It has taken me a bit to collect my thoughts on the recent passing of Woodie Flowers. When I originally set about to write about him, I was only emotionally charged. How can you not be if you were in his orbit?! Now, with some time passed, I have processed a bit to think of some of the most lasting memories, and more importantly, things I learned from him.

I remember him telling me the specifications he needed for his FRC kickoff speech back in 2000. He said that he needed a monitor, Mac Book, lavalier microphone, and a power strip to charge his drill. Me, thinking that he was simply standing at a podium to present in front of a thousand people was giving his thoughts and direction to the audience, didn’t understand Woodie fully yet. He was trying to teach his audience. The drill? He ended up proving to the audience that using a simple drill, you could move a 175-pound man up and down on his wood-built elevator. Quite a demonstration!
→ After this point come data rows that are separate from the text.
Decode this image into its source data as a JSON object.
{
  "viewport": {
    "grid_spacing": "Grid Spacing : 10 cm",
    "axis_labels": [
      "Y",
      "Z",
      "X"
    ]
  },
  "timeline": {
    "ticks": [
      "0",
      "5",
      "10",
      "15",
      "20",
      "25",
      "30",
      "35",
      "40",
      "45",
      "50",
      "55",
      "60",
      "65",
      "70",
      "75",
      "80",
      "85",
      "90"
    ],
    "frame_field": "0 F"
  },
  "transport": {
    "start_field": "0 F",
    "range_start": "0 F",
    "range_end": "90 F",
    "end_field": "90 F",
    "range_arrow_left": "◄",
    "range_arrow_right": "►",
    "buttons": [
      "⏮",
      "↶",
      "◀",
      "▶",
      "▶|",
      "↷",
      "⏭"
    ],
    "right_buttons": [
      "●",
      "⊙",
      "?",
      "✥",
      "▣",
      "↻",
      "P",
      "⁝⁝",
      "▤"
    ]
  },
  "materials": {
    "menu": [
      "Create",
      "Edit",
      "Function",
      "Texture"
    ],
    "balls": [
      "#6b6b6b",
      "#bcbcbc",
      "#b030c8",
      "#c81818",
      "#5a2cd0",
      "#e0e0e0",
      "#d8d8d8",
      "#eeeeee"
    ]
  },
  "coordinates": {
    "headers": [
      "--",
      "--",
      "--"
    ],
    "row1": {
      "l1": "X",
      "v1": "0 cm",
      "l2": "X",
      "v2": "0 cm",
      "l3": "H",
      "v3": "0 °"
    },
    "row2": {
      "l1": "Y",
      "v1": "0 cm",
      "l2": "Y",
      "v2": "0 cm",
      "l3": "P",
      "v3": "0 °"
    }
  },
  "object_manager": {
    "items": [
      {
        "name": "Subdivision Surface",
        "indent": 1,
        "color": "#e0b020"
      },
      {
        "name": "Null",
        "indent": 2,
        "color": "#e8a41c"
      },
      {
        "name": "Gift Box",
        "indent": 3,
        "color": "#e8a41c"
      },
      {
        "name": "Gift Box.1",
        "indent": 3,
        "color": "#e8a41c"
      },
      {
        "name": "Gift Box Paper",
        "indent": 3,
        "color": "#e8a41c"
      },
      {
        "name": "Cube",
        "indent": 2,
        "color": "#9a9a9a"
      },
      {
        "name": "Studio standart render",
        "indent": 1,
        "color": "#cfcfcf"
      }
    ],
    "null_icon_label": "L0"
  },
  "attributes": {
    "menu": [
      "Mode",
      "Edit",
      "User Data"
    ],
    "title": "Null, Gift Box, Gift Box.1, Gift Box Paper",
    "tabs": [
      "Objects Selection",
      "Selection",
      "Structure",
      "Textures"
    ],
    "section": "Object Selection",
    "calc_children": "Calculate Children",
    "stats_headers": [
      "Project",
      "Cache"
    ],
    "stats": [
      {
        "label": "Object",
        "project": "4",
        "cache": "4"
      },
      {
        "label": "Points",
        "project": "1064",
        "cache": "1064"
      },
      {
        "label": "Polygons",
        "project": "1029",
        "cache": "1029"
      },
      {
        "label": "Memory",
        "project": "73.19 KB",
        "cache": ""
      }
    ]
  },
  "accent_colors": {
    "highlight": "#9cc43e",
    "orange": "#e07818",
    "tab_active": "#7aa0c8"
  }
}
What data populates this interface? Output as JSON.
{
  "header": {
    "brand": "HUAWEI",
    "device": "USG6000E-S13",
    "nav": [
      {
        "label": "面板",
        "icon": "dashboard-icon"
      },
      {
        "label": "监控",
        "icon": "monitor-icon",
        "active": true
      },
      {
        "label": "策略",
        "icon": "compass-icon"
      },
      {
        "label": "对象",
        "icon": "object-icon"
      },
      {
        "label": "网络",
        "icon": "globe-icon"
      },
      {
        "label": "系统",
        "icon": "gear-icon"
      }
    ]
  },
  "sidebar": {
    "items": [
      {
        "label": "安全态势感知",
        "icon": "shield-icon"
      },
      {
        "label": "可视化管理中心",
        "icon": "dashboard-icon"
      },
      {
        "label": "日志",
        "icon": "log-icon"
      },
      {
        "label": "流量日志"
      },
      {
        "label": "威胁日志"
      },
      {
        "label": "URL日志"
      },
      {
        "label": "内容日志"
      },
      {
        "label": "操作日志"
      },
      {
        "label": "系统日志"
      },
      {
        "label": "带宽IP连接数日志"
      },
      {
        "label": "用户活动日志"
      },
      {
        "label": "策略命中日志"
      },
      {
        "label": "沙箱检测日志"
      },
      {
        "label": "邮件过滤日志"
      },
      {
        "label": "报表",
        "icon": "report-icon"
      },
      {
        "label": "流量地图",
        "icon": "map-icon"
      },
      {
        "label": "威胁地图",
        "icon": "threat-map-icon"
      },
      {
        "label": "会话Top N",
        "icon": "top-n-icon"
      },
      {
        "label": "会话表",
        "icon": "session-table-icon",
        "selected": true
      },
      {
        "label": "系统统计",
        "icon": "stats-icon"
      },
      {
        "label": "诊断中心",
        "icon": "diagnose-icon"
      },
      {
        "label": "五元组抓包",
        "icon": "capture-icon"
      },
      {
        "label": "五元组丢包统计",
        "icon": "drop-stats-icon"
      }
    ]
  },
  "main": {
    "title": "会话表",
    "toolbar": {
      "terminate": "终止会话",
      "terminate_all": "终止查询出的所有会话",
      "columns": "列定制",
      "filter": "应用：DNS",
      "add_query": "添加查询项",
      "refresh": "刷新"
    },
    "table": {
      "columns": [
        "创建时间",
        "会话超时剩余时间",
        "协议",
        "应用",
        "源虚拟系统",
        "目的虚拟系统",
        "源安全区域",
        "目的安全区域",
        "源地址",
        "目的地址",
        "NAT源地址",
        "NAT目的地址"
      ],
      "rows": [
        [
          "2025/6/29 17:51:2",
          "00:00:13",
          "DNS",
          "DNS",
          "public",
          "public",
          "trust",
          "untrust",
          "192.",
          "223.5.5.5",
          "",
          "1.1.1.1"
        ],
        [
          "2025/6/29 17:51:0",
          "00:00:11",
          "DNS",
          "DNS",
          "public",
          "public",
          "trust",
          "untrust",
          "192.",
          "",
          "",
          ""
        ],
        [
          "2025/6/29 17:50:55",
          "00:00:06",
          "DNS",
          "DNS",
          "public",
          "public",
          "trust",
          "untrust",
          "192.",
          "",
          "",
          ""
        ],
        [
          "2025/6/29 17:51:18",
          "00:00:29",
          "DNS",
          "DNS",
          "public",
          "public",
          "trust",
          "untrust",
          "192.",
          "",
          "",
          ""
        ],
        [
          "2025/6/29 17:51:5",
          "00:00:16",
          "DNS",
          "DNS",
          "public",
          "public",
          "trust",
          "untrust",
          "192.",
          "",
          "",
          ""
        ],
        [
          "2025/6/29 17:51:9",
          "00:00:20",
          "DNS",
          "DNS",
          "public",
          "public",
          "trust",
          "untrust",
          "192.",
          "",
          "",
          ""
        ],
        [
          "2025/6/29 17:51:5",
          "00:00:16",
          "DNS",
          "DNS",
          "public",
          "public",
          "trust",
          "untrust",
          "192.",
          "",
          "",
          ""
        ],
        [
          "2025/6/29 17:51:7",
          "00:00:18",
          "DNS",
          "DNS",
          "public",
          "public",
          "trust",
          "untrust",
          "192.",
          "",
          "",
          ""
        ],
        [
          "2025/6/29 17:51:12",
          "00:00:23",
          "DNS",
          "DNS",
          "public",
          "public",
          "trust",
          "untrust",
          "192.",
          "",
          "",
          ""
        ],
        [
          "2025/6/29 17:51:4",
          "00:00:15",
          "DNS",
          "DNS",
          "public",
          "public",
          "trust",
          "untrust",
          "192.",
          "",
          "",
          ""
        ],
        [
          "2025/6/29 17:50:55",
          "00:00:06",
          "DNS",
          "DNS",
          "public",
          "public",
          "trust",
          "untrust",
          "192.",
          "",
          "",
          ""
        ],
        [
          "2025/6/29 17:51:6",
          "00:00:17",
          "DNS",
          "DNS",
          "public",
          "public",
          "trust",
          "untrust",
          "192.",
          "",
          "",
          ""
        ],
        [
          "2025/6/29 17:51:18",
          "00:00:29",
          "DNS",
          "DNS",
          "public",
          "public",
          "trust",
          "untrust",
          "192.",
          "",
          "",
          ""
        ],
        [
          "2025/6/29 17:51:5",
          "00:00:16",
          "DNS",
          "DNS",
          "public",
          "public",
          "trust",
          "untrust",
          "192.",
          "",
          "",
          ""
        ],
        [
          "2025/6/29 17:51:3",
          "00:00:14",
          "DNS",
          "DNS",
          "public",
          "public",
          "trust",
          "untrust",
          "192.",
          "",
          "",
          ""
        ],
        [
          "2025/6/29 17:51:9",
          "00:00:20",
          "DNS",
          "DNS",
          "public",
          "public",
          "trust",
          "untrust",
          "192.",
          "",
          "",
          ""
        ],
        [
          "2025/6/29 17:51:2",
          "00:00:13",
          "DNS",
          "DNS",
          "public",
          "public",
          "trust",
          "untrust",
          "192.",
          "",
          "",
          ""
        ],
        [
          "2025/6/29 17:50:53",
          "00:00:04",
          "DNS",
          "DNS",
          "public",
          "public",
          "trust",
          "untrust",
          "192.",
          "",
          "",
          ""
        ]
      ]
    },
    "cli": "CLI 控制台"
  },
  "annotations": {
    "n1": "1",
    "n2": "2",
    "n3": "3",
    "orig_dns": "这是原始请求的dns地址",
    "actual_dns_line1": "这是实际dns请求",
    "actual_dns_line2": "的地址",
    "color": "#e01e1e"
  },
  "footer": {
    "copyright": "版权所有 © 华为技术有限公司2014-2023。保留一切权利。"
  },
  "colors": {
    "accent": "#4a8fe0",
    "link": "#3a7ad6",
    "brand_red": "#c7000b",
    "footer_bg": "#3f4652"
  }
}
I was also standing with him and about 5 others that fateful moment on September 11, when we all learned about 911. It was hard to understand, and visualize. We were in a meeting and a little disheveled, and he said “Let’s all take a moment of silent meditation to collect our thoughts.” And then we all dispersed. Always in the moment, understanding his potential impact on others while considering how others felt.

I felt lucky when in a room full of people, he would make eye contact with me and always come to shake my hand and ask me what was new, where my travels had been, and what books I was reading. Of course, he would recommend books to me which I can’t remember how many of his recommendations I did read over the years. Sometimes, I felt like I was in the deep end of my intellect trying to comprehend the books he would recommend, but it was always worth the effort. Of course, I remember the times when it was just the two of us- once in a Chinese restaurant in Georgetown talking about geo-politics, and once in a restaurant in Cambridge where we talked about food and art. You always knew you were in a good conversation with Woodie when he would say “I would argue that…..”

Some of the things I admired about him, is that he was unabashedly smart- but didn’t assume anyone else he was talking to wasn’t. Woodie would also talk about Margaret like they were one in the same. A singular person- Woodie/Margaret. I loved that they were so right for each other. And she, just a gracious and kind to me as Woodie was. I also loved that Woodie was always interested in me first, when of course he had far more interesting things about him than I did about me. Truly gracious! I also loved that his public persona was exactly who he was. He wasn’t one person on the microphone and then another one on one. Usually when I would reflect on a conversation with Woodie, I would think “I never thought of that before”.

And after all of this reflection, I realize….I am not so unique. This is how he made everyone feel in his orbit.